# Task goal
Each entry must be restated exactly as it appears.

---------- Input

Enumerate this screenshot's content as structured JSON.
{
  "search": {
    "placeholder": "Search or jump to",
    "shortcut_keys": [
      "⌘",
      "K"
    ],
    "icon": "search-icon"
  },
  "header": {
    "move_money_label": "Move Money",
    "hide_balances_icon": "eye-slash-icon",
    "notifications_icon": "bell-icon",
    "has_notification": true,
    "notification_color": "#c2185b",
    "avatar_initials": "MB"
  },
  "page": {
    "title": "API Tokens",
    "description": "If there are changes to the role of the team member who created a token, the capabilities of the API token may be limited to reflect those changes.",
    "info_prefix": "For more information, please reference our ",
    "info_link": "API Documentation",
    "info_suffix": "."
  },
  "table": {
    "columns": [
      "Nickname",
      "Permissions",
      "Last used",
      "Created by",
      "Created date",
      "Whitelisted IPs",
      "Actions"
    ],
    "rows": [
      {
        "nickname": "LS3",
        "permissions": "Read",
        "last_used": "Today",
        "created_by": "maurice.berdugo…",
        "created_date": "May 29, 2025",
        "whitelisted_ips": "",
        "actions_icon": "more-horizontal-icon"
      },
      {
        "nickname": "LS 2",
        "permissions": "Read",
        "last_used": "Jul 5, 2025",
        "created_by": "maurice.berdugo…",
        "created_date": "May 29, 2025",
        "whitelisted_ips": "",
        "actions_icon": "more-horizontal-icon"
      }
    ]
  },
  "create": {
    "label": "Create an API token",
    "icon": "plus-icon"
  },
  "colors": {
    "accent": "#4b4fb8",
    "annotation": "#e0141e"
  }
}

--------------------

# Response area
Enumerate this screenshot's content as structured JSON.
{
  "search": {
    "placeholder": "Search or jump to",
    "shortcut_keys": [
      "⌘",
      "K"
    ],
    "icon": "search-icon"
  },
  "header": {
    "move_money_label": "Move Money",
    "hide_balances_icon": "eye-slash-icon",
    "notifications_icon": "bell-icon",
    "has_notification": true,
    "notification_color": "#c2185b",
    "avatar_initials": "MB"
  },
  "page": {
    "title": "API Tokens",
    "description": "If there are changes to the role of the team member who created a token, the capabilities of the API token may be limited to reflect those changes.",
    "info_prefix": "For more information, please reference our ",
    "info_link": "API Documentation",
    "info_suffix": "."
  },
  "table": {
    "columns": [
      "Nickname",
      "Permissions",
      "Last used",
      "Created by",
      "Created date",
      "Whitelisted IPs",
      "Actions"
    ],
    "rows": [
      {
        "nickname": "LS3",
        "permissions": "Read",
        "last_used": "Today",
        "created_by": "maurice.berdugo…",
        "created_date": "May 29, 2025",
        "whitelisted_ips": "",
        "actions_icon": "more-horizontal-icon"
      },
      {
        "nickname": "LS 2",
        "permissions": "Read",
        "last_used": "Jul 5, 2025",
        "created_by": "maurice.berdugo…",
        "created_date": "May 29, 2025",
        "whitelisted_ips": "",
        "actions_icon": "more-horizontal-icon"
      }
    ]
  },
  "create": {
    "label": "Create an API token",
    "icon": "plus-icon"
  },
  "colors": {
    "accent": "#4b4fb8",
    "annotation": "#e0141e"
  }
}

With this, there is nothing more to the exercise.